WORK REQUIRED: Across the entries below, how many lines have the string "this" in them? Reply with only the number.

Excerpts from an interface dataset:
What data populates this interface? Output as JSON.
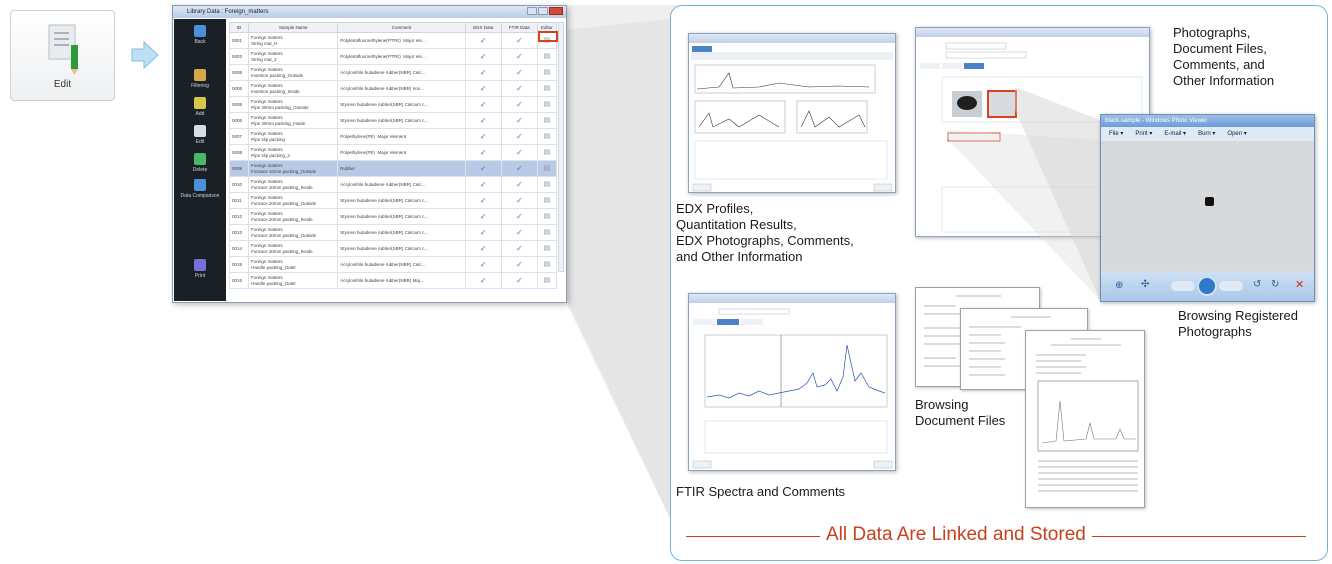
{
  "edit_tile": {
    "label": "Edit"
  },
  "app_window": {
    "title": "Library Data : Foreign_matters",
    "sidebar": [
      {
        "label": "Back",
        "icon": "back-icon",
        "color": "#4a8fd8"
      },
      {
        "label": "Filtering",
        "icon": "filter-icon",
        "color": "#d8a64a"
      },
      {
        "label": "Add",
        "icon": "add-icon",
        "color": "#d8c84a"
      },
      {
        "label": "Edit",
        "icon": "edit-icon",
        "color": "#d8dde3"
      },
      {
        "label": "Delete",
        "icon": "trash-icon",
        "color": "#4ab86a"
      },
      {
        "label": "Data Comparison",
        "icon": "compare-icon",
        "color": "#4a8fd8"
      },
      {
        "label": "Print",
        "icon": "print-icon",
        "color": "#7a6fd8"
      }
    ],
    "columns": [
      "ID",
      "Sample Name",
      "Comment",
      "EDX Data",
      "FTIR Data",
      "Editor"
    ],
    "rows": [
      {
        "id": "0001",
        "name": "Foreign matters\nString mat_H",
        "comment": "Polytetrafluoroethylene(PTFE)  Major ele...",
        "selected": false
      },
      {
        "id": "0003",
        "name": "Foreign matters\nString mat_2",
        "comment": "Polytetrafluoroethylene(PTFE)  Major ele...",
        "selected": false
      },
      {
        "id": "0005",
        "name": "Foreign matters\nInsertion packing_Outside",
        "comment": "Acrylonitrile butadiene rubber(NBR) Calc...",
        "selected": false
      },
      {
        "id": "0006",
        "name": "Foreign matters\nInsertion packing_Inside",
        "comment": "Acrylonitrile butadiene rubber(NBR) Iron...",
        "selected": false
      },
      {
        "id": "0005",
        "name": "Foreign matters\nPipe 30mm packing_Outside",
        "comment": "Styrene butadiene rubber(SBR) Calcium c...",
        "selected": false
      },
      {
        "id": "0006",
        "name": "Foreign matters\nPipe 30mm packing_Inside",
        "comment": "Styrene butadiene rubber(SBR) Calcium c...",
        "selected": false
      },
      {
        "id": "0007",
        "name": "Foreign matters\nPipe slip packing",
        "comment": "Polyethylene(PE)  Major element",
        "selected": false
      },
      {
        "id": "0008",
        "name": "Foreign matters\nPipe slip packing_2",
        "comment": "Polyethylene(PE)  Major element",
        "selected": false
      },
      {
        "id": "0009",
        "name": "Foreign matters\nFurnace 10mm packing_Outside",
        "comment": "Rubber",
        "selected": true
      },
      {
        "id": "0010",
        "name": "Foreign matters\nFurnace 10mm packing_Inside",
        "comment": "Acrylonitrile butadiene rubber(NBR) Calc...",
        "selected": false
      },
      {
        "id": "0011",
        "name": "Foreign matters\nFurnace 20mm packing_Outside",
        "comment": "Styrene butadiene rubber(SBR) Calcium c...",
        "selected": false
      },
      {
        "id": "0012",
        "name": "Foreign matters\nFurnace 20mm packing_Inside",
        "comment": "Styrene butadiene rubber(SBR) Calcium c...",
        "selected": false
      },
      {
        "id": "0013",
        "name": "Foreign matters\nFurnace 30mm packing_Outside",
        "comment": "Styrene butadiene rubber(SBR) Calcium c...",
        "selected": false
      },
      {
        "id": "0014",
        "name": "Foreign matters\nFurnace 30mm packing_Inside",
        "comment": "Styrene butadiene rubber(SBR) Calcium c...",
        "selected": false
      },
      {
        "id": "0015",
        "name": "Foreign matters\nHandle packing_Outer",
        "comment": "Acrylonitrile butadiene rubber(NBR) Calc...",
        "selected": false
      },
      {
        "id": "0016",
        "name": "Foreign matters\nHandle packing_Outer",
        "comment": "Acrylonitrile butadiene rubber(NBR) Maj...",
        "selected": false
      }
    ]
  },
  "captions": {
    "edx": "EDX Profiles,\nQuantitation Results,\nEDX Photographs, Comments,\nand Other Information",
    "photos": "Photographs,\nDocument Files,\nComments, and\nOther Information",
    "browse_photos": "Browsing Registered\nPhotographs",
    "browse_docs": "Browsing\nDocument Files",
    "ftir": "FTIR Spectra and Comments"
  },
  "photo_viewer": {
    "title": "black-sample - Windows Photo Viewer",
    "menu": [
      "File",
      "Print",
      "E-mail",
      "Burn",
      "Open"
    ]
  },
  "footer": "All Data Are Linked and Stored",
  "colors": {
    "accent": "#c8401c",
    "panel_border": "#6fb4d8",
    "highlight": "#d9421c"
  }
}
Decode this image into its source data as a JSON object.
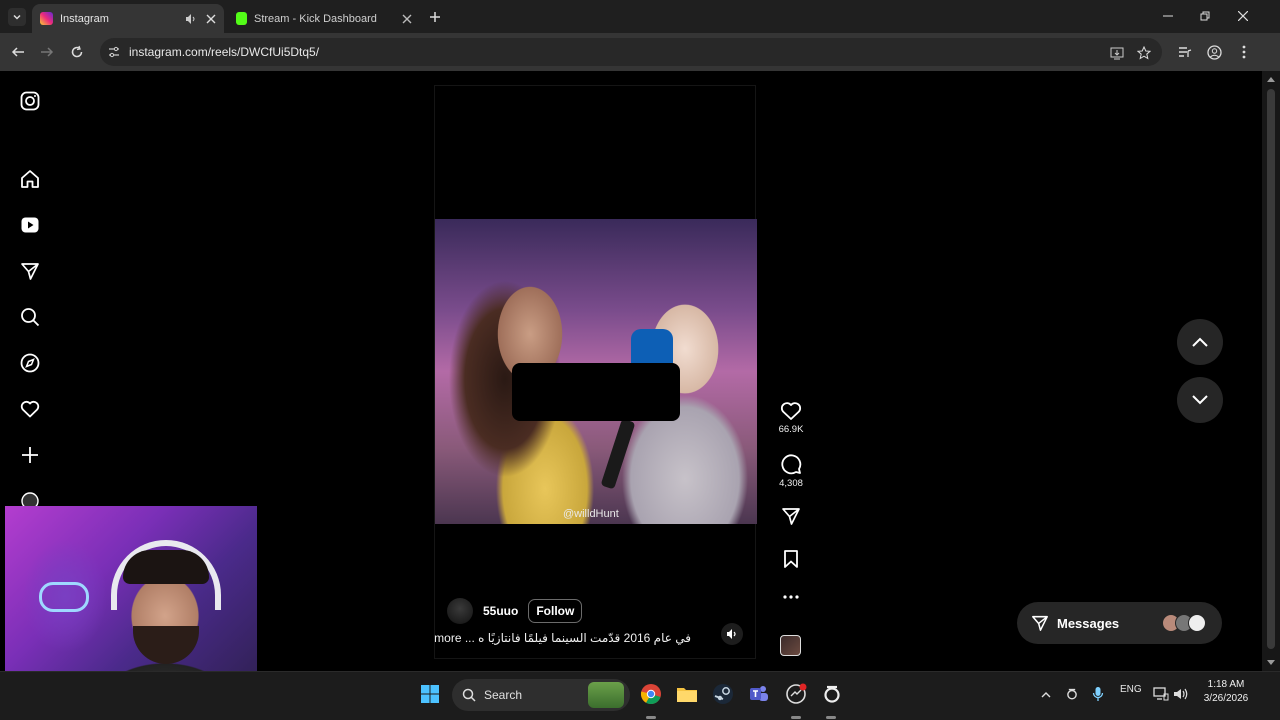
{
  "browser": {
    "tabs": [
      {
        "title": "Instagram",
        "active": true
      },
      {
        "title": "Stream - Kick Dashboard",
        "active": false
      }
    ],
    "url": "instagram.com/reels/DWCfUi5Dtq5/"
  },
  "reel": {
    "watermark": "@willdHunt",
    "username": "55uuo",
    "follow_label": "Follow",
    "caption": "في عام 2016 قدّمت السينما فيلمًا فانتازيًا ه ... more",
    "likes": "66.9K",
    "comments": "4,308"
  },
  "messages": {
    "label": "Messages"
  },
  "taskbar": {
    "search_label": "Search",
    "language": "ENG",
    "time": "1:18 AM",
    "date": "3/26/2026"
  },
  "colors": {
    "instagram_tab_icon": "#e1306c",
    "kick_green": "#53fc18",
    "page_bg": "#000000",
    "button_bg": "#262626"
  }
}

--

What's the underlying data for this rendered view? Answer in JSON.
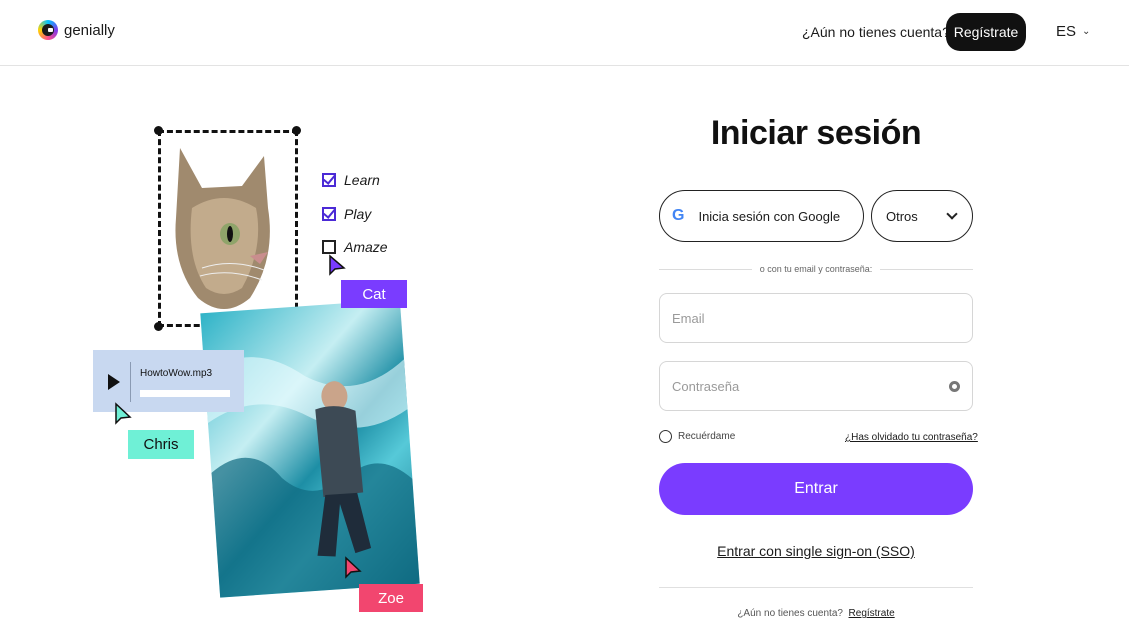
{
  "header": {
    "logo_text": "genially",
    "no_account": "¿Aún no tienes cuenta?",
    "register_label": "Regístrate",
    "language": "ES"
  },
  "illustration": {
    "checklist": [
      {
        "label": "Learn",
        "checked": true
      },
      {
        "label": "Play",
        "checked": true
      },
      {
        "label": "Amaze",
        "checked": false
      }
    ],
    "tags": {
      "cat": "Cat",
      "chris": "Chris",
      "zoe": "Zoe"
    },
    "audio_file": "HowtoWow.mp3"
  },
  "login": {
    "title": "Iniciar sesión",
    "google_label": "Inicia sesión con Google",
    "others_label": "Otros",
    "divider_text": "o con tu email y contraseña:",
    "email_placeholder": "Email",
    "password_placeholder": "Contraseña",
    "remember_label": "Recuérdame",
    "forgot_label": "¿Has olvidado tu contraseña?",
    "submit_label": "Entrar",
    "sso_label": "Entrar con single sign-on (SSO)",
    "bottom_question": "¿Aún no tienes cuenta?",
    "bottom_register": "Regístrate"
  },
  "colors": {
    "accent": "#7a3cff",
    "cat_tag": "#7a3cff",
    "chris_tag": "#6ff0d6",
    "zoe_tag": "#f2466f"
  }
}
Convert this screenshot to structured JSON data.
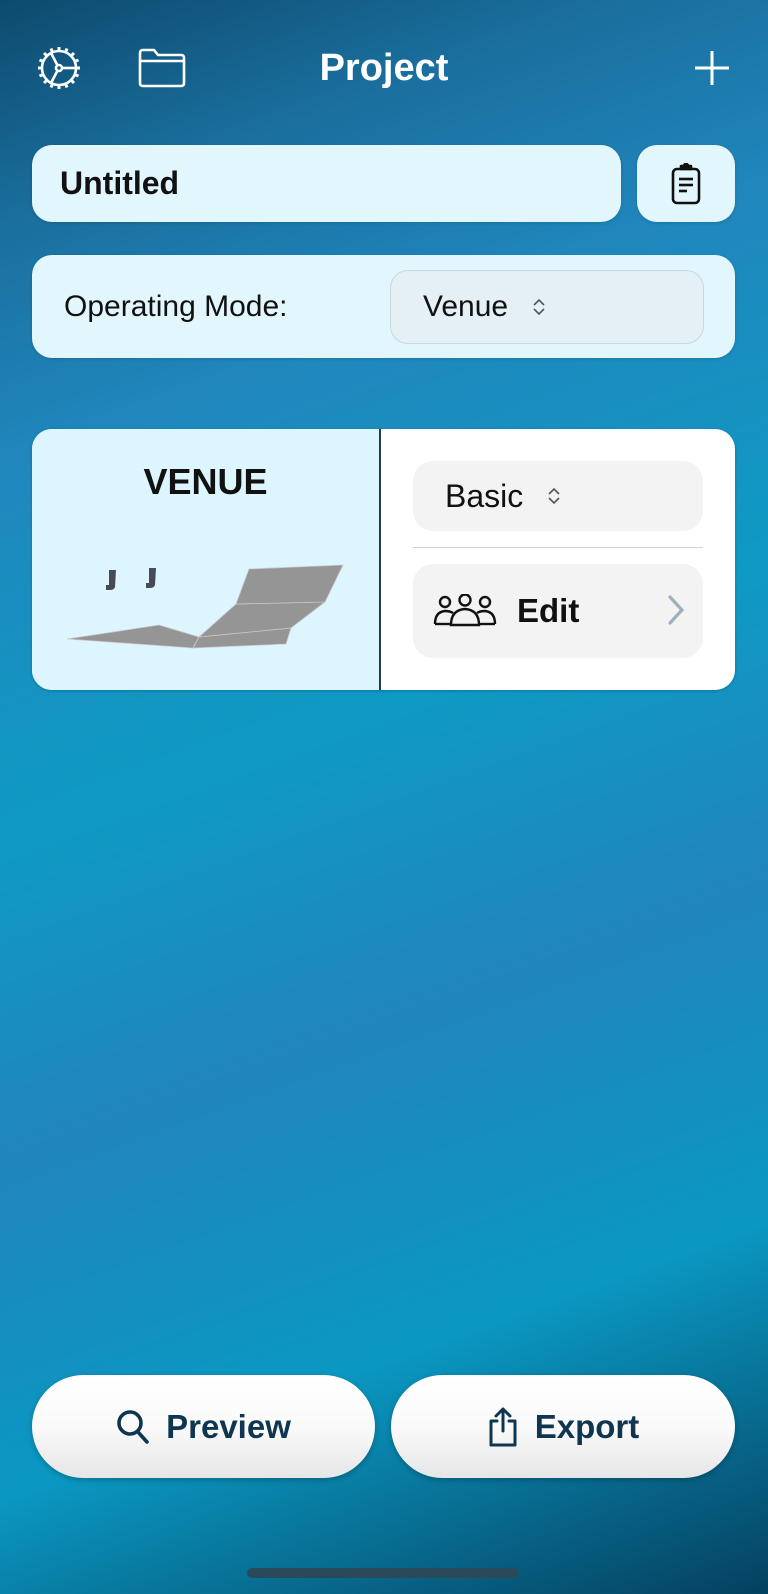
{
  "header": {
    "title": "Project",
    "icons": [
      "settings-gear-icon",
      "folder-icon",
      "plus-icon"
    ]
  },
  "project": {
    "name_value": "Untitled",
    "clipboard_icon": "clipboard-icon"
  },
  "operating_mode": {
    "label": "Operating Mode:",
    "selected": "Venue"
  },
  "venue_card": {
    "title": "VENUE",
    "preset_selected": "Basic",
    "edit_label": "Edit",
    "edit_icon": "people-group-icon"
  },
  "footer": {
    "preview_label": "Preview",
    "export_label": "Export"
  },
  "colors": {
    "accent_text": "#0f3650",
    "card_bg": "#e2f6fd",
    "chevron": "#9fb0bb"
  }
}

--

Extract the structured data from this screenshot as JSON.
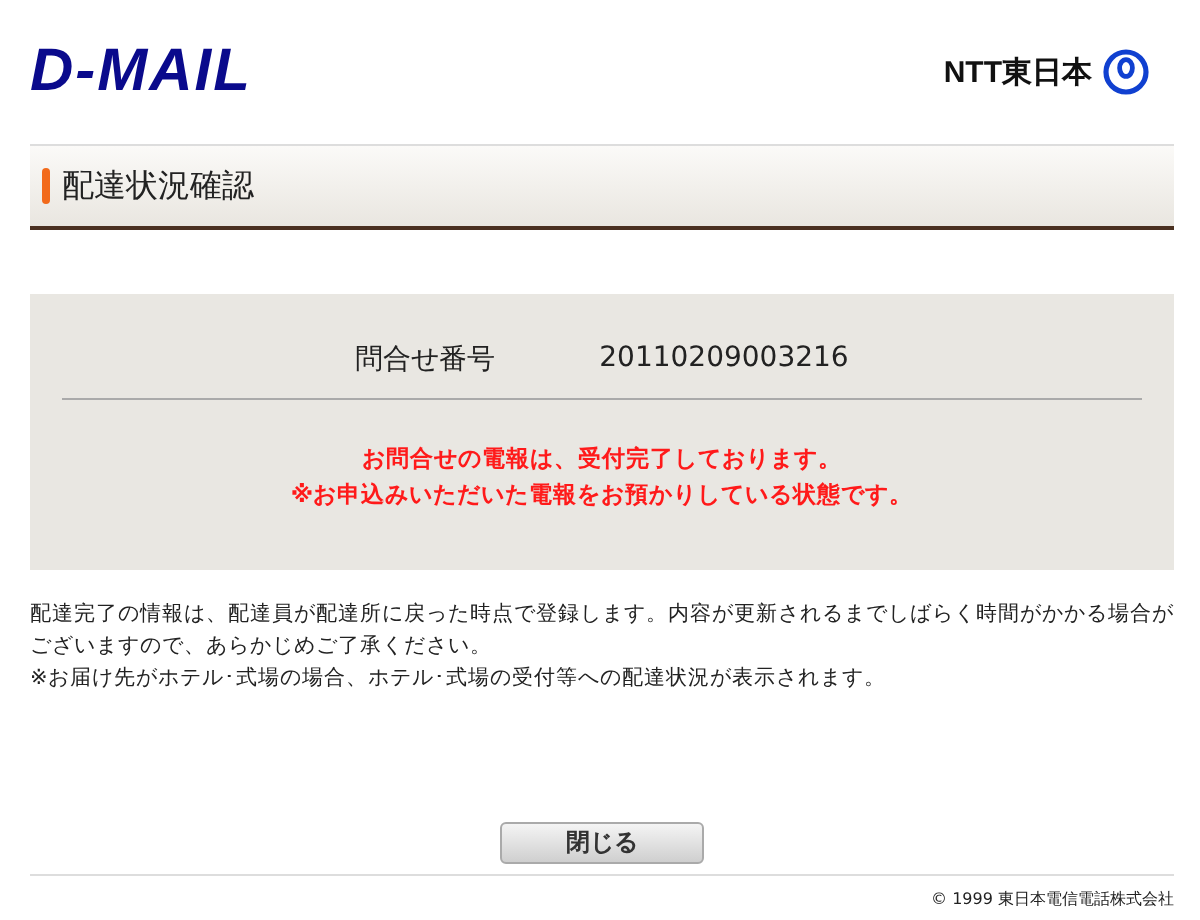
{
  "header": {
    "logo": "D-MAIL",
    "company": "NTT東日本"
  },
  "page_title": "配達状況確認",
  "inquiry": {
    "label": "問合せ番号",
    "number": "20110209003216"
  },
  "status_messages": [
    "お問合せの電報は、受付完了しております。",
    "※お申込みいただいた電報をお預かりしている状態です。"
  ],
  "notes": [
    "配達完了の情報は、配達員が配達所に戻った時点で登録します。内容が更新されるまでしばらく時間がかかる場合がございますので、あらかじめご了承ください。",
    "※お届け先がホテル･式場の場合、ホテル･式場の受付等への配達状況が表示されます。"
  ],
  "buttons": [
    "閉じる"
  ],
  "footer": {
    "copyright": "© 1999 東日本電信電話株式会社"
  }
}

COMPLETED TASK: 5